*** DATA SHOWN Section Begins ***
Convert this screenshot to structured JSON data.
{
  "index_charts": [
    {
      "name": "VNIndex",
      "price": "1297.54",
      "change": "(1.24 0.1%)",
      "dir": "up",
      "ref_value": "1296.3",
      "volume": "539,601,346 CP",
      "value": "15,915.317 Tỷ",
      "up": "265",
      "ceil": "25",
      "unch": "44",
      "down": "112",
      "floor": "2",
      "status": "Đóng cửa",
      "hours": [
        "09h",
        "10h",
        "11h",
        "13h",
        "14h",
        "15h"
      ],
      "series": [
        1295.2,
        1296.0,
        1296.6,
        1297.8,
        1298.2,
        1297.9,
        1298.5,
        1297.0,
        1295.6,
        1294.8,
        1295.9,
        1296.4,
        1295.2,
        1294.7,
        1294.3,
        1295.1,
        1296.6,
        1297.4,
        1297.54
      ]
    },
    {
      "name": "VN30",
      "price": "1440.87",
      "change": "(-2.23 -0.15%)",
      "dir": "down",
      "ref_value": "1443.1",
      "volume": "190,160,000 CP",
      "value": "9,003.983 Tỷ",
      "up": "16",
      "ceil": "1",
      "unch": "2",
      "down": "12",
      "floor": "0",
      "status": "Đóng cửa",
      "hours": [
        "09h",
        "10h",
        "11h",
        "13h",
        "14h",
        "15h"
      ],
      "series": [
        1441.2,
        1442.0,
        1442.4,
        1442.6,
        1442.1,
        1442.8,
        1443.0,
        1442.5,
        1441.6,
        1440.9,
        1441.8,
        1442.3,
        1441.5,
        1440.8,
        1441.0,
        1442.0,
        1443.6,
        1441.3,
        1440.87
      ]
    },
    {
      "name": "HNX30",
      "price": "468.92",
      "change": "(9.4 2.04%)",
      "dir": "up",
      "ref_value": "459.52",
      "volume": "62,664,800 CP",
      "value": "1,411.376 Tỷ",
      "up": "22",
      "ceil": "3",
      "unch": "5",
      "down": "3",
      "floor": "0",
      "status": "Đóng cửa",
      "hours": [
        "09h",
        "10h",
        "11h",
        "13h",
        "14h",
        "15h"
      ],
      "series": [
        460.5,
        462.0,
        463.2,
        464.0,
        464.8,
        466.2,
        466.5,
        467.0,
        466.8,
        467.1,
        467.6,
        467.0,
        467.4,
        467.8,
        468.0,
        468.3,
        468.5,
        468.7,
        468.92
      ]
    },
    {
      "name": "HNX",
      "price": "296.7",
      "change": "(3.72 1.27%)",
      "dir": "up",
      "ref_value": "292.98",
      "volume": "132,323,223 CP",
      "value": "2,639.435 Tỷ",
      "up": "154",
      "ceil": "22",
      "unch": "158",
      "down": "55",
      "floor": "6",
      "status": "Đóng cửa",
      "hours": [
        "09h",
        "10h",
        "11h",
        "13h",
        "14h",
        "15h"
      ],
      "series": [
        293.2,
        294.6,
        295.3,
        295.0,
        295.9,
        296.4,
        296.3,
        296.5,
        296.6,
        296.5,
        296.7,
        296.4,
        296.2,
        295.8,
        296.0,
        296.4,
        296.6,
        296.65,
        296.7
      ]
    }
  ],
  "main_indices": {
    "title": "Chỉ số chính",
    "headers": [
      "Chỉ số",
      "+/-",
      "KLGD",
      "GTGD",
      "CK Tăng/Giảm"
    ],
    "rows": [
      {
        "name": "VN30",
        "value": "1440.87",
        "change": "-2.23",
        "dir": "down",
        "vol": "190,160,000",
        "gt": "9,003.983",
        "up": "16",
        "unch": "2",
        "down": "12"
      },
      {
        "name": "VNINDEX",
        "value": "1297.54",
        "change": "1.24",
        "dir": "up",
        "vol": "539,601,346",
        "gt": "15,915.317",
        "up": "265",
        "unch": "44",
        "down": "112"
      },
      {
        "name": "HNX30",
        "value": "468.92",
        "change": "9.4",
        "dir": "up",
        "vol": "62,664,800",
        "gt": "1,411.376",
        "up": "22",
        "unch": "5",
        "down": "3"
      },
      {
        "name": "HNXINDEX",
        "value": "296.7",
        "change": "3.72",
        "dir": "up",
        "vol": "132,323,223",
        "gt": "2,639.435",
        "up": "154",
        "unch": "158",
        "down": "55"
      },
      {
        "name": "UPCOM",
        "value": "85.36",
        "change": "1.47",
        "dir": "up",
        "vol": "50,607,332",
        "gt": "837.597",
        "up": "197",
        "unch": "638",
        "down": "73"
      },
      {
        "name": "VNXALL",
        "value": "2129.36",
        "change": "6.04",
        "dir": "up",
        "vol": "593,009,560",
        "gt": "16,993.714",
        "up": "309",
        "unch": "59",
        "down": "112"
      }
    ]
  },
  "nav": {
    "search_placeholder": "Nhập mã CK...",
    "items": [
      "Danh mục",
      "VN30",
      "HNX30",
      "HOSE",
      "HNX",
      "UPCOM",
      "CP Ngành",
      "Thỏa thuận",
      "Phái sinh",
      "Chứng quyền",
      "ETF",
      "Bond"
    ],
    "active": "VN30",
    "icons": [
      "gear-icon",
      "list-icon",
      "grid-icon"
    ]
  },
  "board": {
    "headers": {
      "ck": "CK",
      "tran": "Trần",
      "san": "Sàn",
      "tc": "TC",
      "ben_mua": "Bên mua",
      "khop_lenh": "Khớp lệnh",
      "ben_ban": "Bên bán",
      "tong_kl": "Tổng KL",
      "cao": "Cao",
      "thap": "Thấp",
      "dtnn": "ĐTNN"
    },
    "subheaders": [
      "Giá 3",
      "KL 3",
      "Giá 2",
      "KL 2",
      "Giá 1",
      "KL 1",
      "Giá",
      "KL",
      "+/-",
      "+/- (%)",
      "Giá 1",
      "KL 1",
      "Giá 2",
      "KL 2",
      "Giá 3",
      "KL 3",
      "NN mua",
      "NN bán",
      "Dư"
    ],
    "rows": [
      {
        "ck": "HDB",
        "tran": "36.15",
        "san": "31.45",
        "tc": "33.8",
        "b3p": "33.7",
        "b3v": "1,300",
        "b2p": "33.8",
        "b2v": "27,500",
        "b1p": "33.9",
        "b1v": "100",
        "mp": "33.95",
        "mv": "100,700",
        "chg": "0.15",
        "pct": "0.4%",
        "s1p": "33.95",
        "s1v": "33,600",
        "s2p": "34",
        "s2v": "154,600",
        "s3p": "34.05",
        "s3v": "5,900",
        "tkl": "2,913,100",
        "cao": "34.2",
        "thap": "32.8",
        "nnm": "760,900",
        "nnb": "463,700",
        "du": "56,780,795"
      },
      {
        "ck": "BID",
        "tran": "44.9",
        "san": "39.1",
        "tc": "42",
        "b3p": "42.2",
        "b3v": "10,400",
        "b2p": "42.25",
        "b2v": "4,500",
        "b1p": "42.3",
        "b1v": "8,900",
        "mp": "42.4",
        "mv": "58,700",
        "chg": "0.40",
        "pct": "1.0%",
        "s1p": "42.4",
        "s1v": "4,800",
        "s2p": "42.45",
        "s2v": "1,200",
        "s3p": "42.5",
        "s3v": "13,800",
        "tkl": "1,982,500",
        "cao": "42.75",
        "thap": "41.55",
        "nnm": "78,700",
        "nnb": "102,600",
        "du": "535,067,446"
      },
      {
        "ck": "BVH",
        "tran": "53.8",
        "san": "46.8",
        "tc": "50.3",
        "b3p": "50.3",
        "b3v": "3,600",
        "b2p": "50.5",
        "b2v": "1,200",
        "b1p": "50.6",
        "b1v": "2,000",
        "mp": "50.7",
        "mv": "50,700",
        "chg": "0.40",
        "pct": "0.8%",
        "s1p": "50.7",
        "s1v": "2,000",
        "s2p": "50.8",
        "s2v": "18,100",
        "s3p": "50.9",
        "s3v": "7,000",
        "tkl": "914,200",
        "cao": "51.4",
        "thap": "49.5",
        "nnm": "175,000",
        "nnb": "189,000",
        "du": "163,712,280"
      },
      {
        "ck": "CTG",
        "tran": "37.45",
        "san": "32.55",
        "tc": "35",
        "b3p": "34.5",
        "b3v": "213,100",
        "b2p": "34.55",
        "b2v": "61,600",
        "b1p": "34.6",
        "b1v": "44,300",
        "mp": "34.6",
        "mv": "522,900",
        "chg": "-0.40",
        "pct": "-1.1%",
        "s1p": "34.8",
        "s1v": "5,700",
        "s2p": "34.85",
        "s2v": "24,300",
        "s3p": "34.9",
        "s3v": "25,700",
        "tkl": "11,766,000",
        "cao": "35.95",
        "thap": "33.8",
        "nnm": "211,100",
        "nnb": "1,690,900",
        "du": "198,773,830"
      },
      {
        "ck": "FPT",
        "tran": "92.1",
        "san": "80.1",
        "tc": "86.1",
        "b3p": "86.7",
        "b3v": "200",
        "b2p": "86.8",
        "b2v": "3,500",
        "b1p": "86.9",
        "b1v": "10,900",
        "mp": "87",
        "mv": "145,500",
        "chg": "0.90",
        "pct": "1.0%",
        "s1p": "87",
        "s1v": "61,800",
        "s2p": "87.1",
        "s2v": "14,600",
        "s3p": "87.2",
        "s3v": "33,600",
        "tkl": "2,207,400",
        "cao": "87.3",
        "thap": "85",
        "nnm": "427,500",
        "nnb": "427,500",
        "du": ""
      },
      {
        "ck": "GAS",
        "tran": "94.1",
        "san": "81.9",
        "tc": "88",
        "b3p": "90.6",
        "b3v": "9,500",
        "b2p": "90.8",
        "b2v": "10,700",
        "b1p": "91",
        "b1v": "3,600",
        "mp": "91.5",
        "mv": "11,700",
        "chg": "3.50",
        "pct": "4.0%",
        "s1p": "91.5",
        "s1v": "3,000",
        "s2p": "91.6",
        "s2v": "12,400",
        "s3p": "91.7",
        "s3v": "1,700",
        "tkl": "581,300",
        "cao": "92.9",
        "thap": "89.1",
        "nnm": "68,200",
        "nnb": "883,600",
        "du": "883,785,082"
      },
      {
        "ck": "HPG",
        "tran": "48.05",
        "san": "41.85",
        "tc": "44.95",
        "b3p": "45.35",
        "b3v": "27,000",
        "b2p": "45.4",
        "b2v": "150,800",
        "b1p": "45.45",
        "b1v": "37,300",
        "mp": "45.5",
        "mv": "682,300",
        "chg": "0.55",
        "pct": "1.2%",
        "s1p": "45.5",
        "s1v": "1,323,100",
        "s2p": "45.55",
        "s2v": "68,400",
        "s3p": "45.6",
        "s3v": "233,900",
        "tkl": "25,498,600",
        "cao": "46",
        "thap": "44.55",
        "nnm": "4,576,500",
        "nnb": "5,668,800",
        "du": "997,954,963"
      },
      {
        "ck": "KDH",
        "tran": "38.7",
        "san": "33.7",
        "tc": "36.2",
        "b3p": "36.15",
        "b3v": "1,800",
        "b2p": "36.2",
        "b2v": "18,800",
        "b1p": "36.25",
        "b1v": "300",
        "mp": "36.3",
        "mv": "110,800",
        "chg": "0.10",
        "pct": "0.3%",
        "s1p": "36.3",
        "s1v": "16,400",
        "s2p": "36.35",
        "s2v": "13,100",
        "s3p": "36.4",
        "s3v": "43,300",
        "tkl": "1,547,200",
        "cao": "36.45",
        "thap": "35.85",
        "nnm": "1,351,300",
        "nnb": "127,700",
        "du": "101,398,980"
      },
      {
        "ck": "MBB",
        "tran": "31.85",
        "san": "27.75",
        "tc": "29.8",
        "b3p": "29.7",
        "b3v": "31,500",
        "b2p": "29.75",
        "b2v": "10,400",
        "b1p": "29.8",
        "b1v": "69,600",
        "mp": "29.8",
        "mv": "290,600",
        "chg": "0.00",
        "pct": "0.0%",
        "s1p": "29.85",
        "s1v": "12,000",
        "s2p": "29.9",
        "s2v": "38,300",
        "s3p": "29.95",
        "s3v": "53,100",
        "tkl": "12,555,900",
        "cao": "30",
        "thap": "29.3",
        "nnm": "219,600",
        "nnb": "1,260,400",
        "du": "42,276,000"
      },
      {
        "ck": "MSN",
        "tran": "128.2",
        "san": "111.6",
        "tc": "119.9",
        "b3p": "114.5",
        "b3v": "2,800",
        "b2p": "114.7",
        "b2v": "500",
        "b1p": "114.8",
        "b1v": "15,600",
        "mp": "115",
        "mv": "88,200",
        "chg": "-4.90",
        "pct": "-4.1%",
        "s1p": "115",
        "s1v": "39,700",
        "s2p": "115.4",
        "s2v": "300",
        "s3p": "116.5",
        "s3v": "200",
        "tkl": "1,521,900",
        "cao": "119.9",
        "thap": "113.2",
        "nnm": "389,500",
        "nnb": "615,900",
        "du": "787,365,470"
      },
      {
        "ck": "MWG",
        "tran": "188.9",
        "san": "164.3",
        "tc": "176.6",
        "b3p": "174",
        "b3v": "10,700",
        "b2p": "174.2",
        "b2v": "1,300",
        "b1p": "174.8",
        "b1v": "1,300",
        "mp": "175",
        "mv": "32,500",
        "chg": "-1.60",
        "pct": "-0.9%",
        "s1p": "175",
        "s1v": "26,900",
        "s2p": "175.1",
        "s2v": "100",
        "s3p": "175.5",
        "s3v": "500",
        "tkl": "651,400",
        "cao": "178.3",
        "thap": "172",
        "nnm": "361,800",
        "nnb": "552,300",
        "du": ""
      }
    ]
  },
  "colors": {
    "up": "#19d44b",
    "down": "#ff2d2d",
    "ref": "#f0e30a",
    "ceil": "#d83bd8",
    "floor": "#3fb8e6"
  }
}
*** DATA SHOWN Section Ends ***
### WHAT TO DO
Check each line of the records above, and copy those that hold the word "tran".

### EXERCISE OUTPUT
      "tran": "Trần",
        "tran": "36.15",
        "tran": "44.9",
        "tran": "53.8",
        "tran": "37.45",
        "tran": "92.1",
        "tran": "94.1",
        "tran": "48.05",
        "tran": "38.7",
        "tran": "31.85",
        "tran": "128.2",
        "tran": "188.9",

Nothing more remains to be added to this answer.